┏━━

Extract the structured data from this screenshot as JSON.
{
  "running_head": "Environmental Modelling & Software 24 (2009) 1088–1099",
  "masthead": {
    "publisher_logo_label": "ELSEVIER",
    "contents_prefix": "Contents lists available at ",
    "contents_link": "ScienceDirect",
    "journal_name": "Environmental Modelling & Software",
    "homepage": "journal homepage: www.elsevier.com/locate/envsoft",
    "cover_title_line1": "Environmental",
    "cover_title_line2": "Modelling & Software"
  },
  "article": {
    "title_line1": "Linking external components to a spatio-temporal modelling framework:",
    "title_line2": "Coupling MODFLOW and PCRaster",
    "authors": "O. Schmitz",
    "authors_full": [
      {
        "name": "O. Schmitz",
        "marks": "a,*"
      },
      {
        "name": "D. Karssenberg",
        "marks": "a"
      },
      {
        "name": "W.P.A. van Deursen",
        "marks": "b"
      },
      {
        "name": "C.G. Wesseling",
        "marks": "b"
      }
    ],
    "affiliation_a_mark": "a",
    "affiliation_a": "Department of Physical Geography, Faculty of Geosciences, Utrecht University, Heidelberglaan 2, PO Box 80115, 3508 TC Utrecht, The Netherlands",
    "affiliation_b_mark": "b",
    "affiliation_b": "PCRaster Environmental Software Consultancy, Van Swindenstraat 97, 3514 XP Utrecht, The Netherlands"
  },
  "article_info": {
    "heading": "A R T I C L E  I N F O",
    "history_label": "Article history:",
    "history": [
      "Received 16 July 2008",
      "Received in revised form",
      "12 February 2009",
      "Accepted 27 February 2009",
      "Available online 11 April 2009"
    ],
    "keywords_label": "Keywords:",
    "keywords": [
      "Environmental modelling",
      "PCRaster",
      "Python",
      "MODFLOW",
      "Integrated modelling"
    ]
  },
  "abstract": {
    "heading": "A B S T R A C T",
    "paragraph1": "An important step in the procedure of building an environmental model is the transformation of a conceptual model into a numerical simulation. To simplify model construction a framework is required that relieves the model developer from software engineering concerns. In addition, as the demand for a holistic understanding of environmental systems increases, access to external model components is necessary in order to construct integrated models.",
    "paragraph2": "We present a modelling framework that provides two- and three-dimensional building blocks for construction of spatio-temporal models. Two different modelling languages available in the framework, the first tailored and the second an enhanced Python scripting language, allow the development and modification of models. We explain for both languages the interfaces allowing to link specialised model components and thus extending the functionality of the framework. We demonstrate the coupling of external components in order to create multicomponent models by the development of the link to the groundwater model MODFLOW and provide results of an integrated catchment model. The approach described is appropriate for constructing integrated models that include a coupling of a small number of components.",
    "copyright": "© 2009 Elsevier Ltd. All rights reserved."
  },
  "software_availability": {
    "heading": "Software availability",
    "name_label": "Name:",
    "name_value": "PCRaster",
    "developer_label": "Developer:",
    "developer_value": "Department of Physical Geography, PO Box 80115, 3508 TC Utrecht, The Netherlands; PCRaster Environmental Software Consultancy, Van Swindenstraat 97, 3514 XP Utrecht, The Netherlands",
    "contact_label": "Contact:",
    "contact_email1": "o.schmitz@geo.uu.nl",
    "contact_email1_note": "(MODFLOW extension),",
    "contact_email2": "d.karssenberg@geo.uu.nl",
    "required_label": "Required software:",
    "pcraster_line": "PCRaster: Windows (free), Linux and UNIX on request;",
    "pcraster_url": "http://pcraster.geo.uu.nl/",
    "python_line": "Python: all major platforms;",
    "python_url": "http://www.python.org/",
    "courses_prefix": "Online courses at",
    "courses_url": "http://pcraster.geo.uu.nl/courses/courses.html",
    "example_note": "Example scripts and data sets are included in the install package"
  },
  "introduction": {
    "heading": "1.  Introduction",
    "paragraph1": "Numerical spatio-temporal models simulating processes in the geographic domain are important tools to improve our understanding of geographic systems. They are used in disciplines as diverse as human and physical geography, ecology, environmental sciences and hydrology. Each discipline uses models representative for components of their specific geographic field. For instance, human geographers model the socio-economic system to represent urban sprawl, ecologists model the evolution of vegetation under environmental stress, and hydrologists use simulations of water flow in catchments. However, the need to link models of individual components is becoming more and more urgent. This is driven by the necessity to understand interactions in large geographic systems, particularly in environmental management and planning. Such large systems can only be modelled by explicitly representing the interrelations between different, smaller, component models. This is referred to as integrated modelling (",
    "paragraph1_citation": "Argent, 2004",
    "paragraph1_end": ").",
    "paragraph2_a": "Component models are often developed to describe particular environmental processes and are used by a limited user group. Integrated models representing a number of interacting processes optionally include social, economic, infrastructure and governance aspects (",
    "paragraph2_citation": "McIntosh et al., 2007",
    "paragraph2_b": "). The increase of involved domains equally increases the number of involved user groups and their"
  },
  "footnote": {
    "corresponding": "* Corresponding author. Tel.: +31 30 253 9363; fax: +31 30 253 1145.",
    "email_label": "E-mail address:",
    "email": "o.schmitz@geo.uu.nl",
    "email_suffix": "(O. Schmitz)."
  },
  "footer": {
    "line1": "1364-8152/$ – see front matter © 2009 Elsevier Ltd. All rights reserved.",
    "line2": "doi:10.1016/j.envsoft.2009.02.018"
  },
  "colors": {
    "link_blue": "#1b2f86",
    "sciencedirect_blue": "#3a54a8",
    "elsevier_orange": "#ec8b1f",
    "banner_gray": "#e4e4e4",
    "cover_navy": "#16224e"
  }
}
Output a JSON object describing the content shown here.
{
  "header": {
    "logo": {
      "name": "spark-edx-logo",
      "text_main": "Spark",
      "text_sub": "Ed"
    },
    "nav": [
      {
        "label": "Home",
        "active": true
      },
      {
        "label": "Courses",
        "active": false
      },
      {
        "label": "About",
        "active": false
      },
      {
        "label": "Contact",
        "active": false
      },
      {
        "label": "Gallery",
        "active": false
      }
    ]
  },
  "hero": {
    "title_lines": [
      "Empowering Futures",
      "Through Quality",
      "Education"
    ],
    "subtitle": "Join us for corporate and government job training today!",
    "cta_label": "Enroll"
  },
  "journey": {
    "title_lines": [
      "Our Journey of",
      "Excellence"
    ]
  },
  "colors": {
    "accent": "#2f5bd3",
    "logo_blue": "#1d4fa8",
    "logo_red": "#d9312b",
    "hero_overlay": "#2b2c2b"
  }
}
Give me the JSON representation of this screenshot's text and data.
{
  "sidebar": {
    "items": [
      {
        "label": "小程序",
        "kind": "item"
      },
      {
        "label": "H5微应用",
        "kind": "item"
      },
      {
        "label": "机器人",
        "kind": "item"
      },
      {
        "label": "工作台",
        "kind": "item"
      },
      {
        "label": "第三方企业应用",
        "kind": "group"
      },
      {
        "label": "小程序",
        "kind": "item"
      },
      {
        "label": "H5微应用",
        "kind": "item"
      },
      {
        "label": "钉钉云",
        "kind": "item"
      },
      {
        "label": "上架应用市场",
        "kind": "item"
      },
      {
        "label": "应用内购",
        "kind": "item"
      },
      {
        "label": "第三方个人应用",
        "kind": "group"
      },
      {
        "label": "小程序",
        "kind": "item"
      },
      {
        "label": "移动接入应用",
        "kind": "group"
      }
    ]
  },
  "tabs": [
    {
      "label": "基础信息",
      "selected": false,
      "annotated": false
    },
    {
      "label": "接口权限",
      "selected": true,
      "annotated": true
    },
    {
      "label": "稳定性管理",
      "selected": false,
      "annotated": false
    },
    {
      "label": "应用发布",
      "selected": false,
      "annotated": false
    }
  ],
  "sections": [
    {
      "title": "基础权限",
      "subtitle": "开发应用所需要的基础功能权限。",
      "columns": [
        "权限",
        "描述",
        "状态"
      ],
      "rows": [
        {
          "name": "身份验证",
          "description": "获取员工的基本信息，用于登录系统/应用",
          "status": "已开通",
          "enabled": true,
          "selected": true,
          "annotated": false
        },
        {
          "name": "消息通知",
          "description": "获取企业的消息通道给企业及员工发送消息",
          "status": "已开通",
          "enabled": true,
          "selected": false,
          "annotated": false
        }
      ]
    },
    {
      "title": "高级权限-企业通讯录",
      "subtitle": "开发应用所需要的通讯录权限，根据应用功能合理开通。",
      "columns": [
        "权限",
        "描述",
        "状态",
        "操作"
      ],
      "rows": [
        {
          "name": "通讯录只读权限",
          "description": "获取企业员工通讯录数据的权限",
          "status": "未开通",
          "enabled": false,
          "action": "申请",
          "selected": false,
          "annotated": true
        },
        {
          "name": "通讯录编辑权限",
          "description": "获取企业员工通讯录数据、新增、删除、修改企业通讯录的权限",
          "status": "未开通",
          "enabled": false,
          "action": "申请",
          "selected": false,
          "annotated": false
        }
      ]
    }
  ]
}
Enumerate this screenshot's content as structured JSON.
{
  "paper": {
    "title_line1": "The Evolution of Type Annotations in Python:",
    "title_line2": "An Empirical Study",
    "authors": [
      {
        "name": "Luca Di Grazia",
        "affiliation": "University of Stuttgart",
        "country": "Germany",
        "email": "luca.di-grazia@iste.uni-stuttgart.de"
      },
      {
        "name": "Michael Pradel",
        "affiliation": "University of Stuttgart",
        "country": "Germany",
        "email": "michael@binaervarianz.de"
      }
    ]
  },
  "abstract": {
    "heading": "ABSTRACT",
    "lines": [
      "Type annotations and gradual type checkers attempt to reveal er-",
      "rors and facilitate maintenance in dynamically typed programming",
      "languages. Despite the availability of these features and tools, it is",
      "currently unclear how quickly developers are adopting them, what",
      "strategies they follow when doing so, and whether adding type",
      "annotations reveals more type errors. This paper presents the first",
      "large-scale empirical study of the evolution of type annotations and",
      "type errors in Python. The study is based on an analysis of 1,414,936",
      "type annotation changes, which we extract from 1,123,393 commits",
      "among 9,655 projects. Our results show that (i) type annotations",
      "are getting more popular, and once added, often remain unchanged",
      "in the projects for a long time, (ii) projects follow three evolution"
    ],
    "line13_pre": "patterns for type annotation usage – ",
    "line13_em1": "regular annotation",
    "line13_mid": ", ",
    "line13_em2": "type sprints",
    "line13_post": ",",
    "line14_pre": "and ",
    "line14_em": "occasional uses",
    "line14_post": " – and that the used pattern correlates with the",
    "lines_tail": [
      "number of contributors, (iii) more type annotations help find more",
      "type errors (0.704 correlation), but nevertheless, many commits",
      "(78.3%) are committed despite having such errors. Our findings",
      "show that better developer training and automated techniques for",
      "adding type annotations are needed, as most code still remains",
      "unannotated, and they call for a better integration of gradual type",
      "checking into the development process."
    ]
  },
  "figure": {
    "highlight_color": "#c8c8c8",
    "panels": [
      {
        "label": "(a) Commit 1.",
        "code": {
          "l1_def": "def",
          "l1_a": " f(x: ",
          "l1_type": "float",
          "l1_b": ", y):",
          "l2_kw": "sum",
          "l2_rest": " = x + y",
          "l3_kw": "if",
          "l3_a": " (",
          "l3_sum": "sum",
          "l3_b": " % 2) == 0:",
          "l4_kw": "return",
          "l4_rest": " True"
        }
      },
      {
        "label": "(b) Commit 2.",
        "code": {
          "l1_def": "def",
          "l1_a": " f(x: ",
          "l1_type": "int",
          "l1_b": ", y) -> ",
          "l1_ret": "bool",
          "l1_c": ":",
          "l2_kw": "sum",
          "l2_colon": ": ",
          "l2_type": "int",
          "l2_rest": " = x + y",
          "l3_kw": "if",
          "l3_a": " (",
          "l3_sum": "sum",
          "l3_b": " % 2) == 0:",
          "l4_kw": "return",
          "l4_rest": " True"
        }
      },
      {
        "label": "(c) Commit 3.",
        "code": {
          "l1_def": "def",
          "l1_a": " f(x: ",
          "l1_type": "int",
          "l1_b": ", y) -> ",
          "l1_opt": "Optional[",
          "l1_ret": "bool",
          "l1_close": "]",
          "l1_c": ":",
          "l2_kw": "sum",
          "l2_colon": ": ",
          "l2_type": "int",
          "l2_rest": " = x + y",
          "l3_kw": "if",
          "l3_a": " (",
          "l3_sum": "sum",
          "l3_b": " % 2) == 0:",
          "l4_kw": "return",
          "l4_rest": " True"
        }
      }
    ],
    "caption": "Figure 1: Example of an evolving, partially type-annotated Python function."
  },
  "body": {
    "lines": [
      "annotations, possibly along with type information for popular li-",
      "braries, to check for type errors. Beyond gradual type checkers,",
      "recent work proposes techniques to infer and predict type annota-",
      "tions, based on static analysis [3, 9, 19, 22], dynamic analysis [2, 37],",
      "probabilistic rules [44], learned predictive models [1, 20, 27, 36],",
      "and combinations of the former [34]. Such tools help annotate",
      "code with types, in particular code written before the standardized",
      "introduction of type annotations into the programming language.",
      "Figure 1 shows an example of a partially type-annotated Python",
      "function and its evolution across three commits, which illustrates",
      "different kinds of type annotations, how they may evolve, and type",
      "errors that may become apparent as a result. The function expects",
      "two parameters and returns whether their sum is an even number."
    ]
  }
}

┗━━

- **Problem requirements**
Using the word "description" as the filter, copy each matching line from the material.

- **Answer to this task**
          "description": "获取员工的基本信息，用于登录系统/应用",
          "description": "获取企业的消息通道给企业及员工发送消息",
          "description": "获取企业员工通讯录数据的权限",
          "description": "获取企业员工通讯录数据、新增、删除、修改企业通讯录的权限",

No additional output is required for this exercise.